Small livestock producers have the same problem(s) everywhere, I suspect. My favorite local shepherdess had a hard time finding a slaughterhouse that met her standards; same for the pig farmers.

Dan Dutton said...

It would be great if some rational thought and planning were applied to this problem. The institutions and profiteers are so entrenched in a self-destructive status quo that I have my doubts that will happen though. There's a lot to change - the ideal of the factory as food source allowed almost everyone the luxury of not thinking about how our existence is dependent on the (messy) deaths of plants and animals, and that made the total abdication of responsibility easy and appealing.

I think that the single best improvement of our educational system would be make sure that EVERYONE has the knowledge and experience of where their food comes from, and what it takes to go from soil to table. One year of farming, or gardening at least, would do more to truly educate about life and reality than any four years of college ever will. Alas, I think we've committed more to specialization than to wisdom.

Apifera Farm said...

There's a lot of talk and discussion on the small farm being smarter by downsizing their land and crops and herds. One vegetable farmer I read came from a huge farm as a child. Her father [retired now] scoffed and told her she could not make a living on a 2 acre vegetable farm. And heaven forbid, organic? She proved him wrong. Cattle take more land, and unfortunately if you aren't rotating pastures and animals you are also doing a diservice to that land- but I wonder how a cattle farmer could downsize , and be for the better? I think they say 4 acres per cow {I could be wrong on this, I know sheep guide rule is 1 acre for 4 sheep]. Just a thought. We've thought of going to 20-50 sheep, but I like my small flock of 20-25. We don't make money per se, but we broke even on sheep last year, and raise our meat.

I see a lot of really ornery farmers out here that don't want to try new things, or be told how to farm. It's the Oregon renogade way. But a lot of them appear to be pretty crappy farmers, and even worse land stewards.

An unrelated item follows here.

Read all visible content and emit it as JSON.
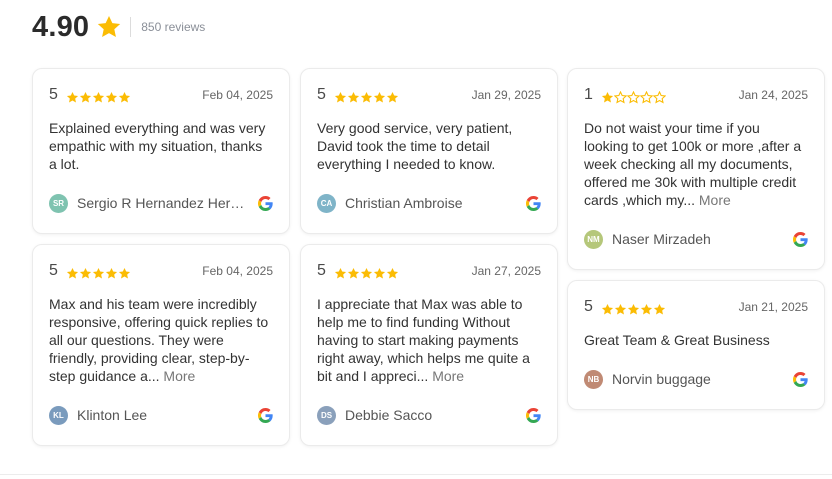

I'm only tired of seeing the wealthy farmers with pesticides on their fingernails getting more money when education should be put into the small farms, the really small farms.

Apifera Farm said...

Oops, sorry I posted that last comment twice and deleted it...